### Your instructions
Print the entries below again exactly as they stand, but skip any picture.

Records for this task Start Marker

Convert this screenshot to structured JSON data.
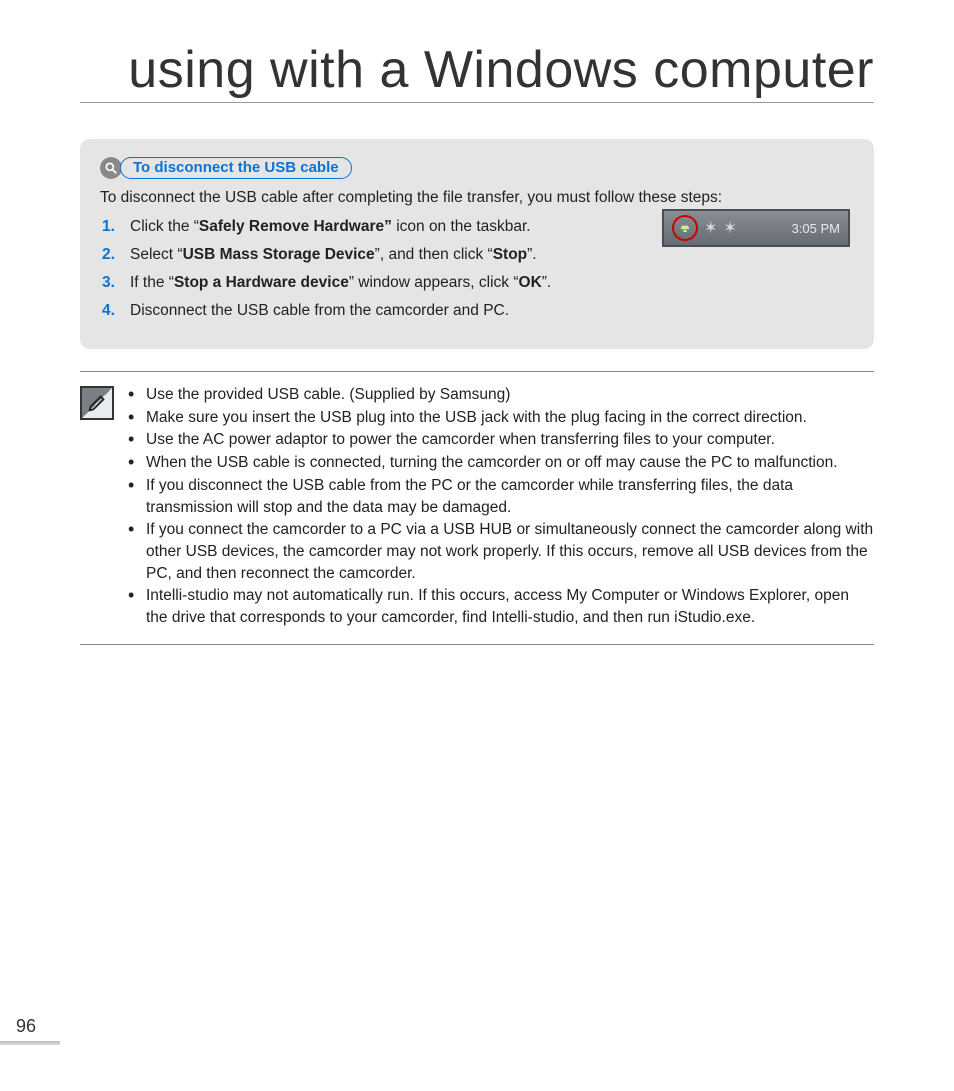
{
  "title": "using with a Windows computer",
  "callout": {
    "heading": "To disconnect the USB cable",
    "intro": "To disconnect the USB cable after completing the file transfer, you must follow these steps:",
    "steps": [
      {
        "pre": "Click the “",
        "bold": "Safely Remove Hardware”",
        "post": " icon on the taskbar."
      },
      {
        "pre": "Select “",
        "bold": "USB Mass Storage Device",
        "mid": "”, and then click “",
        "bold2": "Stop",
        "post": "”."
      },
      {
        "pre": "If the “",
        "bold": "Stop a Hardware device",
        "mid": "” window appears, click “",
        "bold2": "OK",
        "post": "”."
      },
      {
        "pre": "Disconnect the USB cable from the camcorder and PC.",
        "bold": "",
        "post": ""
      }
    ],
    "tray_time": "3:05 PM"
  },
  "notes": [
    "Use the provided USB cable. (Supplied by Samsung)",
    "Make sure you insert the USB plug into the USB jack with the plug facing in the correct direction.",
    "Use the AC power adaptor to power the camcorder when transferring files to your computer.",
    "When the USB cable is connected, turning the camcorder on or off may cause the PC to malfunction.",
    "If you disconnect the USB cable from the PC or the camcorder while transferring files, the data transmission will stop and the data may be damaged.",
    "If you connect the camcorder to a PC via a USB HUB or simultaneously connect the camcorder along with other USB devices, the camcorder may not work properly. If this occurs, remove all USB devices from the PC, and then reconnect the camcorder.",
    "Intelli-studio may not automatically run. If this occurs, access My Computer or Windows Explorer, open the drive that corresponds to your camcorder, find Intelli-studio, and then run iStudio.exe."
  ],
  "page_number": "96"
}
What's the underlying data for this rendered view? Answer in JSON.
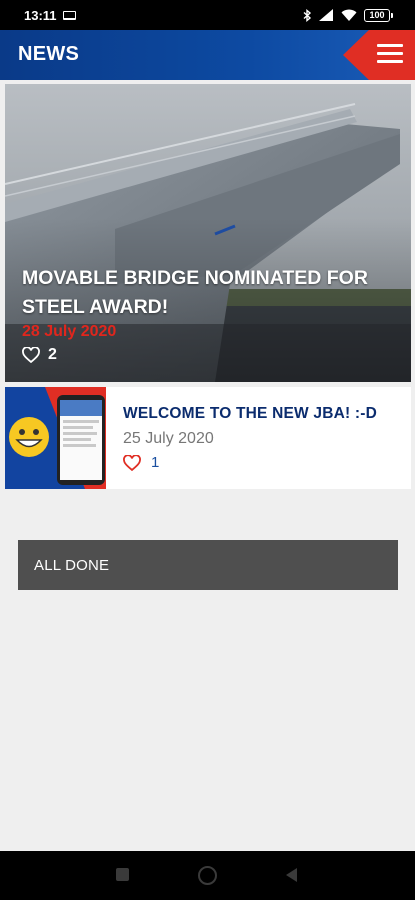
{
  "status_bar": {
    "time": "13:11",
    "battery": "100"
  },
  "header": {
    "title": "NEWS"
  },
  "featured": {
    "title": "MOVABLE BRIDGE NOMINATED FOR STEEL AWARD!",
    "date": "28 July 2020",
    "likes": "2"
  },
  "news_items": [
    {
      "title": "WELCOME TO THE NEW JBA! :-D",
      "date": "25 July 2020",
      "likes": "1"
    }
  ],
  "footer_message": "ALL DONE",
  "colors": {
    "brand_blue": "#0d4aa2",
    "brand_red": "#e02e24",
    "title_blue": "#0b2c6e",
    "date_red": "#e0261d"
  },
  "icons": {
    "menu": "hamburger-icon",
    "like": "heart-outline-icon"
  }
}
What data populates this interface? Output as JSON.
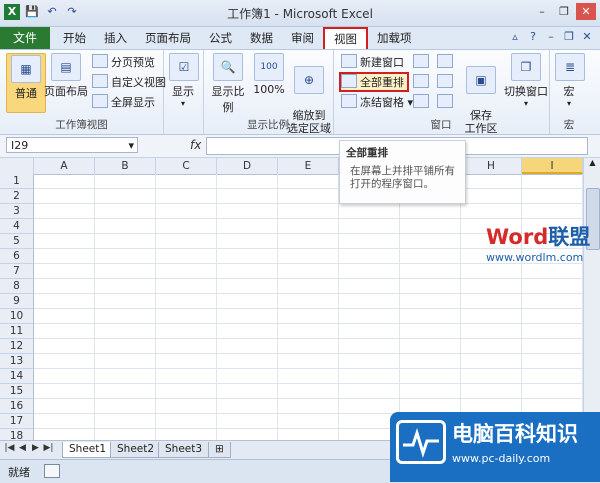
{
  "window": {
    "title": "工作簿1 - Microsoft Excel",
    "minimize": "–",
    "restore": "❐",
    "close": "✕"
  },
  "qat": {
    "save": "💾",
    "undo": "↶",
    "redo": "↷"
  },
  "menu": {
    "file": "文件",
    "tabs": [
      "开始",
      "插入",
      "页面布局",
      "公式",
      "数据",
      "审阅",
      "视图",
      "加载项"
    ],
    "active_tab": "视图"
  },
  "ribbon": {
    "groups": {
      "workbook_views": {
        "label": "工作簿视图",
        "normal": "普通",
        "page_layout": "页面布局",
        "page_break_preview": "分页预览",
        "custom_views": "自定义视图",
        "full_screen": "全屏显示"
      },
      "show": {
        "label": "显示"
      },
      "zoom": {
        "label": "显示比例",
        "zoom": "显示比例",
        "zoom100": "100%",
        "zoom_selection": "缩放到\n选定区域",
        "zoom100_icon": "100"
      },
      "window": {
        "label": "窗口",
        "new_window": "新建窗口",
        "arrange_all": "全部重排",
        "freeze_panes": "冻结窗格",
        "save_workspace": "保存\n工作区",
        "switch_windows": "切换窗口"
      },
      "macros": {
        "label": "宏",
        "macros": "宏"
      }
    }
  },
  "formula_bar": {
    "name_box": "I29",
    "fx": "fx",
    "formula": ""
  },
  "grid": {
    "columns": [
      "A",
      "B",
      "C",
      "D",
      "E",
      "F",
      "G",
      "H",
      "I"
    ],
    "selected_column": "I",
    "rows": [
      "1",
      "2",
      "3",
      "4",
      "5",
      "6",
      "7",
      "8",
      "9",
      "10",
      "11",
      "12",
      "13",
      "14",
      "15",
      "16",
      "17",
      "18"
    ]
  },
  "tooltip": {
    "title": "全部重排",
    "body": "在屏幕上并排平铺所有打开的程序窗口。"
  },
  "sheets": {
    "tabs": [
      "Sheet1",
      "Sheet2",
      "Sheet3"
    ],
    "active": "Sheet1",
    "nav": [
      "|◀",
      "◀",
      "▶",
      "▶|"
    ]
  },
  "status": {
    "ready": "就绪"
  },
  "watermark": {
    "word_part": "Word",
    "cn_part": "联盟",
    "url": "www.wordlm.com"
  },
  "badge": {
    "title": "电脑百科知识",
    "url": "www.pc-daily.com"
  },
  "colors": {
    "accent_red": "#d11f1f",
    "file_green": "#2b7a31",
    "badge_blue": "#1a6fc2"
  }
}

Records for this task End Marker

### Completed task
Convert this screenshot to structured JSON data.
{
  "title": "using with a Windows computer",
  "callout": {
    "heading": "To disconnect the USB cable",
    "intro": "To disconnect the USB cable after completing the file transfer, you must follow these steps:",
    "steps": [
      {
        "pre": "Click the “",
        "bold": "Safely Remove Hardware”",
        "post": " icon on the taskbar."
      },
      {
        "pre": "Select “",
        "bold": "USB Mass Storage Device",
        "mid": "”, and then click “",
        "bold2": "Stop",
        "post": "”."
      },
      {
        "pre": "If the “",
        "bold": "Stop a Hardware device",
        "mid": "” window appears, click “",
        "bold2": "OK",
        "post": "”."
      },
      {
        "pre": "Disconnect the USB cable from the camcorder and PC.",
        "bold": "",
        "post": ""
      }
    ],
    "tray_time": "3:05 PM"
  },
  "notes": [
    "Use the provided USB cable. (Supplied by Samsung)",
    "Make sure you insert the USB plug into the USB jack with the plug facing in the correct direction.",
    "Use the AC power adaptor to power the camcorder when transferring files to your computer.",
    "When the USB cable is connected, turning the camcorder on or off may cause the PC to malfunction.",
    "If you disconnect the USB cable from the PC or the camcorder while transferring files, the data transmission will stop and the data may be damaged.",
    "If you connect the camcorder to a PC via a USB HUB or simultaneously connect the camcorder along with other USB devices, the camcorder may not work properly. If this occurs, remove all USB devices from the PC, and then reconnect the camcorder.",
    "Intelli-studio may not automatically run. If this occurs, access My Computer or Windows Explorer, open the drive that corresponds to your camcorder, find Intelli-studio, and then run iStudio.exe."
  ],
  "page_number": "96"
}
What's the underlying data for this rendered view? Answer in JSON.
{
  "status_bar": {
    "time": "13:11",
    "battery": "100"
  },
  "header": {
    "title": "NEWS"
  },
  "featured": {
    "title": "MOVABLE BRIDGE NOMINATED FOR STEEL AWARD!",
    "date": "28 July 2020",
    "likes": "2"
  },
  "news_items": [
    {
      "title": "WELCOME TO THE NEW JBA! :-D",
      "date": "25 July 2020",
      "likes": "1"
    }
  ],
  "footer_message": "ALL DONE",
  "colors": {
    "brand_blue": "#0d4aa2",
    "brand_red": "#e02e24",
    "title_blue": "#0b2c6e",
    "date_red": "#e0261d"
  },
  "icons": {
    "menu": "hamburger-icon",
    "like": "heart-outline-icon"
  }
}
What data populates this interface? Output as JSON.
{
  "window": {
    "title": "工作簿1 - Microsoft Excel",
    "minimize": "–",
    "restore": "❐",
    "close": "✕"
  },
  "qat": {
    "save": "💾",
    "undo": "↶",
    "redo": "↷"
  },
  "menu": {
    "file": "文件",
    "tabs": [
      "开始",
      "插入",
      "页面布局",
      "公式",
      "数据",
      "审阅",
      "视图",
      "加载项"
    ],
    "active_tab": "视图"
  },
  "ribbon": {
    "groups": {
      "workbook_views": {
        "label": "工作簿视图",
        "normal": "普通",
        "page_layout": "页面布局",
        "page_break_preview": "分页预览",
        "custom_views": "自定义视图",
        "full_screen": "全屏显示"
      },
      "show": {
        "label": "显示"
      },
      "zoom": {
        "label": "显示比例",
        "zoom": "显示比例",
        "zoom100": "100%",
        "zoom_selection": "缩放到\n选定区域",
        "zoom100_icon": "100"
      },
      "window": {
        "label": "窗口",
        "new_window": "新建窗口",
        "arrange_all": "全部重排",
        "freeze_panes": "冻结窗格",
        "save_workspace": "保存\n工作区",
        "switch_windows": "切换窗口"
      },
      "macros": {
        "label": "宏",
        "macros": "宏"
      }
    }
  },
  "formula_bar": {
    "name_box": "I29",
    "fx": "fx",
    "formula": ""
  },
  "grid": {
    "columns": [
      "A",
      "B",
      "C",
      "D",
      "E",
      "F",
      "G",
      "H",
      "I"
    ],
    "selected_column": "I",
    "rows": [
      "1",
      "2",
      "3",
      "4",
      "5",
      "6",
      "7",
      "8",
      "9",
      "10",
      "11",
      "12",
      "13",
      "14",
      "15",
      "16",
      "17",
      "18"
    ]
  },
  "tooltip": {
    "title": "全部重排",
    "body": "在屏幕上并排平铺所有打开的程序窗口。"
  },
  "sheets": {
    "tabs": [
      "Sheet1",
      "Sheet2",
      "Sheet3"
    ],
    "active": "Sheet1",
    "nav": [
      "|◀",
      "◀",
      "▶",
      "▶|"
    ]
  },
  "status": {
    "ready": "就绪"
  },
  "watermark": {
    "word_part": "Word",
    "cn_part": "联盟",
    "url": "www.wordlm.com"
  },
  "badge": {
    "title": "电脑百科知识",
    "url": "www.pc-daily.com"
  },
  "colors": {
    "accent_red": "#d11f1f",
    "file_green": "#2b7a31",
    "badge_blue": "#1a6fc2"
  }
}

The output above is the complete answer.